Other than street signs, Kigali has everything. It is not developing so much as developed. The city center had a brand new movie theater and a beautiful department store. There was even a bowling alley, tucked away down one of those unmarked roads. My first field visit thus came as a bit of a shock. Up to that point, I had thought I was tough because I had grown accustomed to my mosquito net and the occasional bucket shower. I thought I was starting to figure this whole Rwanda thing out. I thought wrong.
I could barely even handle the ride out to the field visit. The other interns and I squished into the backseat of a truck. Nepo, the driver, sped expertly down the winding roads. We slid and bounced in the backseat.
Rwanda is a beautiful country. It is green, lush, and hilly—so very hilly. Along the roads weaving through the hills, people walk.
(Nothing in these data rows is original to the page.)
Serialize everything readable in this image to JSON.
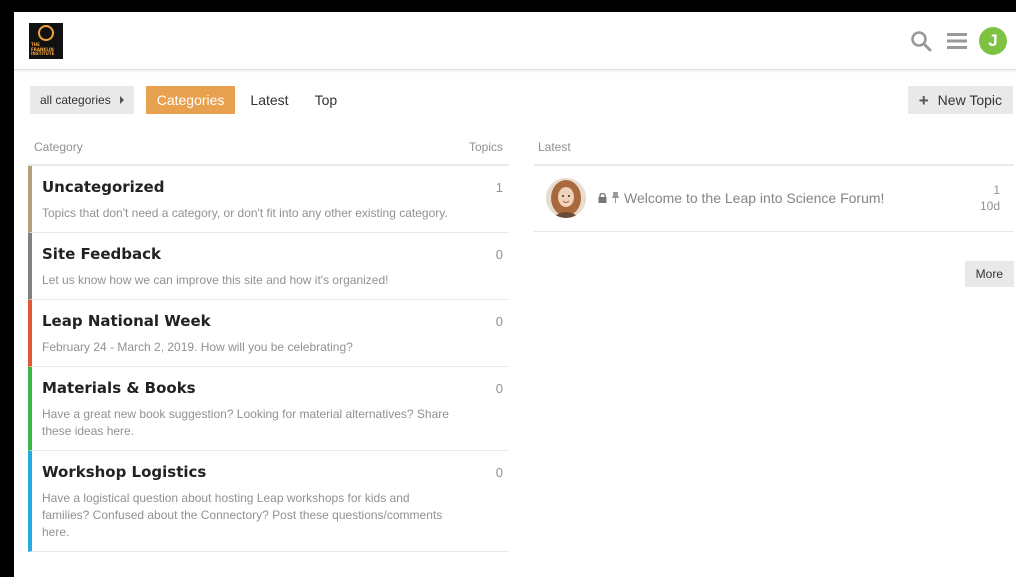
{
  "header": {
    "logo_text": "THE FRANKLIN INSTITUTE",
    "avatar_letter": "J",
    "icons": [
      "search-icon",
      "hamburger-menu-icon",
      "user-avatar"
    ]
  },
  "nav": {
    "category_dropdown": "all categories",
    "tabs": [
      "Categories",
      "Latest",
      "Top"
    ],
    "active_tab": "Categories",
    "new_topic_label": "New Topic"
  },
  "categories_table": {
    "col_category": "Category",
    "col_topics": "Topics",
    "rows": [
      {
        "name": "Uncategorized",
        "description": "Topics that don't need a category, or don't fit into any other existing category.",
        "topics": "1",
        "color": "#b3a078"
      },
      {
        "name": "Site Feedback",
        "description": "Let us know how we can improve this site and how it's organized!",
        "topics": "0",
        "color": "#808281"
      },
      {
        "name": "Leap National Week",
        "description": "February 24 - March 2, 2019. How will you be celebrating?",
        "topics": "0",
        "color": "#e45735"
      },
      {
        "name": "Materials & Books",
        "description": "Have a great new book suggestion? Looking for material alternatives? Share these ideas here.",
        "topics": "0",
        "color": "#3ab54a"
      },
      {
        "name": "Workshop Logistics",
        "description": "Have a logistical question about hosting Leap workshops for kids and families? Confused about the Connectory? Post these questions/comments here.",
        "topics": "0",
        "color": "#25aae2"
      }
    ]
  },
  "latest": {
    "header": "Latest",
    "topics": [
      {
        "title": "Welcome to the Leap into Science Forum!",
        "posts": "1",
        "age": "10d"
      }
    ],
    "more_label": "More"
  },
  "colors": {
    "accent": "#e8a14f",
    "avatar_green": "#7ec242"
  }
}
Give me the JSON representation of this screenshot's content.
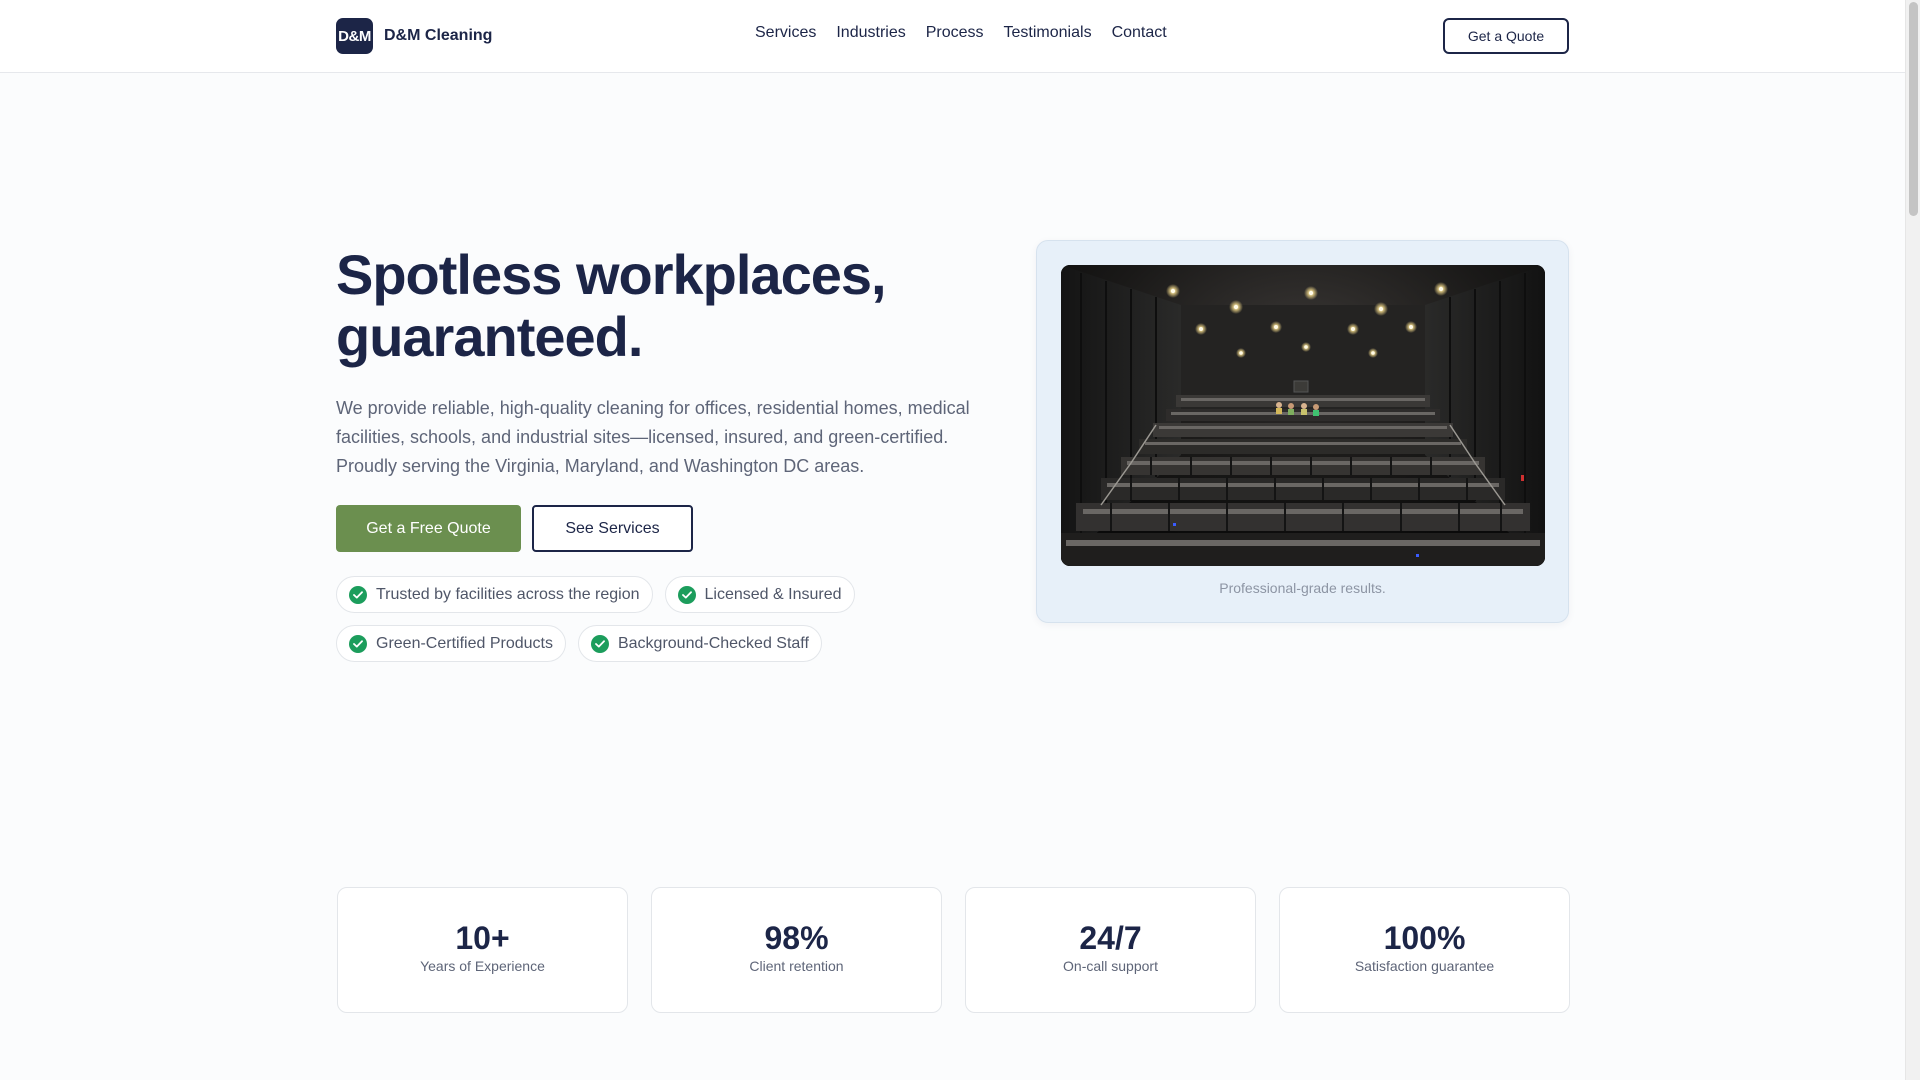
{
  "brand": {
    "logo_text": "D&M",
    "name": "D&M Cleaning"
  },
  "nav": {
    "items": [
      {
        "label": "Services"
      },
      {
        "label": "Industries"
      },
      {
        "label": "Process"
      },
      {
        "label": "Testimonials"
      },
      {
        "label": "Contact"
      }
    ],
    "cta_label": "Get a Quote"
  },
  "hero": {
    "title_line1": "Spotless workplaces,",
    "title_line2": "guaranteed.",
    "description": "We provide reliable, high-quality cleaning for offices, residential homes, medical facilities, schools, and industrial sites—licensed, insured, and green-certified. Proudly serving the Virginia, Maryland, and Washington DC areas.",
    "primary_button": "Get a Free Quote",
    "secondary_button": "See Services",
    "badges": [
      {
        "label": "Trusted by facilities across the region"
      },
      {
        "label": "Licensed & Insured"
      },
      {
        "label": "Green-Certified Products"
      },
      {
        "label": "Background-Checked Staff"
      }
    ]
  },
  "media": {
    "caption": "Professional-grade results.",
    "image_icon": "theater-photo"
  },
  "stats": [
    {
      "value": "10+",
      "label": "Years of Experience"
    },
    {
      "value": "98%",
      "label": "Client retention"
    },
    {
      "value": "24/7",
      "label": "On-call support"
    },
    {
      "value": "100%",
      "label": "Satisfaction guarantee"
    }
  ],
  "colors": {
    "navy": "#1c2547",
    "accent_green": "#6b8f4f",
    "check_green": "#1c9d5c",
    "card_tint": "#e7f0f9"
  }
}
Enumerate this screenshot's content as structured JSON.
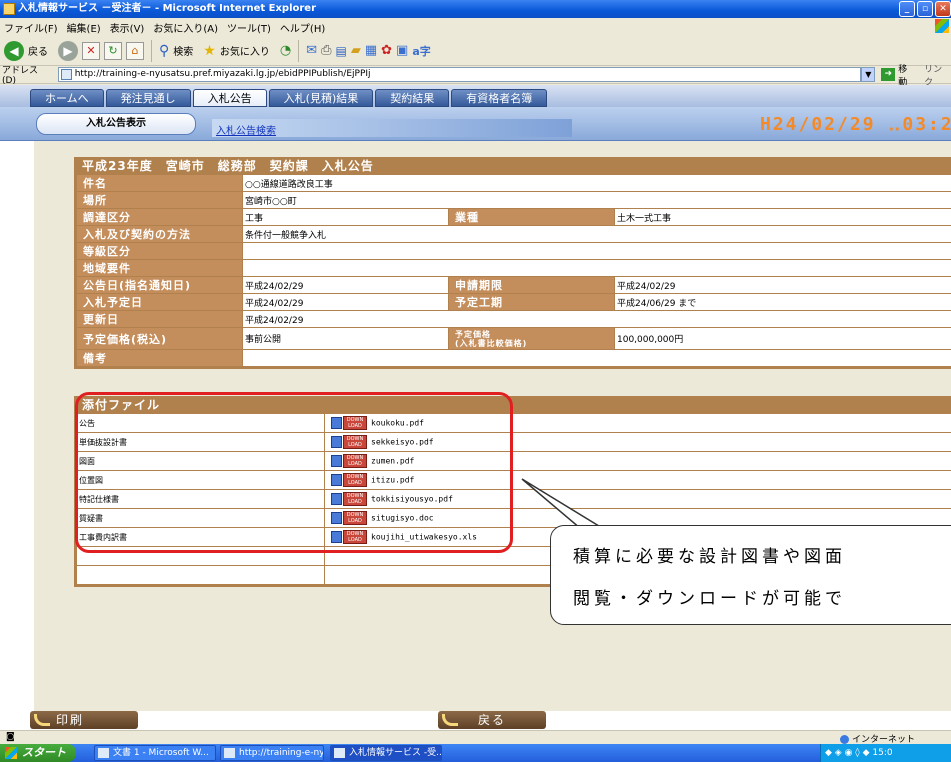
{
  "window": {
    "title": "入札情報サービス －受注者－ - Microsoft Internet Explorer"
  },
  "menu": [
    "ファイル(F)",
    "編集(E)",
    "表示(V)",
    "お気に入り(A)",
    "ツール(T)",
    "ヘルプ(H)"
  ],
  "toolbar": {
    "back_label": "戻る",
    "search_label": "検索",
    "favorites_label": "お気に入り"
  },
  "address": {
    "label": "アドレス(D)",
    "url": "http://training-e-nyusatsu.pref.miyazaki.lg.jp/ebidPPIPublish/EjPPIj",
    "go_label": "移動",
    "links_label": "リンク"
  },
  "nav": {
    "tabs": [
      {
        "label": "ホームへ"
      },
      {
        "label": "発注見通し"
      },
      {
        "label": "入札公告"
      },
      {
        "label": "入札(見積)結果"
      },
      {
        "label": "契約結果"
      },
      {
        "label": "有資格者名簿"
      }
    ],
    "subtab": "入札公告表示",
    "sublink": "入札公告検索",
    "datetime": "H24/02/29 ‥03:2"
  },
  "notice": {
    "header": "平成23年度　宮崎市　総務部　契約課　入札公告",
    "rows": [
      {
        "label": "件名",
        "value": "○○通線道路改良工事"
      },
      {
        "label": "場所",
        "value": "宮崎市○○町"
      },
      {
        "label": "調達区分",
        "value": "工事",
        "label2": "業種",
        "value2": "土木一式工事"
      },
      {
        "label": "入札及び契約の方法",
        "value": "条件付一般競争入札"
      },
      {
        "label": "等級区分",
        "value": ""
      },
      {
        "label": "地域要件",
        "value": ""
      },
      {
        "label": "公告日(指名通知日)",
        "value": "平成24/02/29",
        "label2": "申請期限",
        "value2": "平成24/02/29"
      },
      {
        "label": "入札予定日",
        "value": "平成24/02/29",
        "label2": "予定工期",
        "value2": "平成24/06/29 まで"
      },
      {
        "label": "更新日",
        "value": "平成24/02/29"
      },
      {
        "label": "予定価格(税込)",
        "value": "事前公開",
        "label2": "予定価格\n(入札書比較価格)",
        "value2": "100,000,000円"
      },
      {
        "label": "備考",
        "value": ""
      }
    ]
  },
  "attachments": {
    "header": "添付ファイル",
    "download_label": "DOWN LOAD",
    "files": [
      {
        "name": "公告",
        "file": "koukoku.pdf"
      },
      {
        "name": "単価抜設計書",
        "file": "sekkeisyo.pdf"
      },
      {
        "name": "図面",
        "file": "zumen.pdf"
      },
      {
        "name": "位置図",
        "file": "itizu.pdf"
      },
      {
        "name": "特記仕様書",
        "file": "tokkisiyousyo.pdf"
      },
      {
        "name": "質疑書",
        "file": "situgisyo.doc"
      },
      {
        "name": "工事費内訳書",
        "file": "koujihi_utiwakesyo.xls"
      },
      {
        "name": "",
        "file": ""
      },
      {
        "name": "",
        "file": ""
      }
    ]
  },
  "callout": {
    "line1": "積算に必要な設計図書や図面",
    "line2": "閲覧・ダウンロードが可能で"
  },
  "buttons": {
    "print": "印刷",
    "back": "戻る"
  },
  "status": {
    "zone": "インターネット"
  },
  "taskbar": {
    "start": "スタート",
    "items": [
      {
        "label": "文書 1 - Microsoft W..."
      },
      {
        "label": "http://training-e-nyu..."
      },
      {
        "label": "入札情報サービス -受..."
      }
    ],
    "clock": "15:0"
  },
  "colors": {
    "panel_brown": "#b0804d",
    "label_brown": "#c48d5c",
    "highlight_red": "#e02020",
    "date_orange": "#f28a2a"
  }
}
They walk for miles and often carry hundreds of pounds of timber, reeds, food or even mattresses along with them. Cyclists battle the hills while laden with more baggage than I would store in an SUV. I was already beginning to see that I did not know the meaning of the word tough.
Then came the field visit. We drove through a village where people in faded clothes lived in mud huts along the side of a dusty road. It felt like a movie set. I could not fathom that this was how so many people— so many children!— lived. The children sat at the side of the road. They chased the truck as we passed, and then went back to their places, watching the road again. I have no way of understanding what it means to be one of those children, just watching the road.
We reached a nursery where children sang us songs in both English and Kinyarwanda. We went to visit farmers who had benefited from the CWS Giving Hope program. We saw co-operatives that had been formed by Giving Hope to teach young people skills like sewing, card-making and hair styling. We saw places where the intense poverty had been beaten back, and it gave me hope.
The people out in the rural areas of Rwanda are tough. They are survivors. Give them hope, the mission statement of the project read, and they’ll do the rest. Again and again, I saw this to be true. I met the first female carpenter in Rwanda, a woman named Odette, who was training other girls in her craft. I met a young man who had pulled his entire family from poverty, and was now teaching other men to weld. I met a fourteen-year-old boy who was supporting two young children. I met survivors.
To navigate Rwanda, you have to already know where you are going. The Giving Hope program works so well because it puts the power in the hands of the people who know the country. It gives people control and power over their own lives. I was inspired to see how, with a little bit of help, these people could change their own lives.
Lisa Carlson is a senior at the University of Notre Dame, where she is studying anthropology and film. She is from Novi, Michigan, and this was her first time traveling to Rwanda.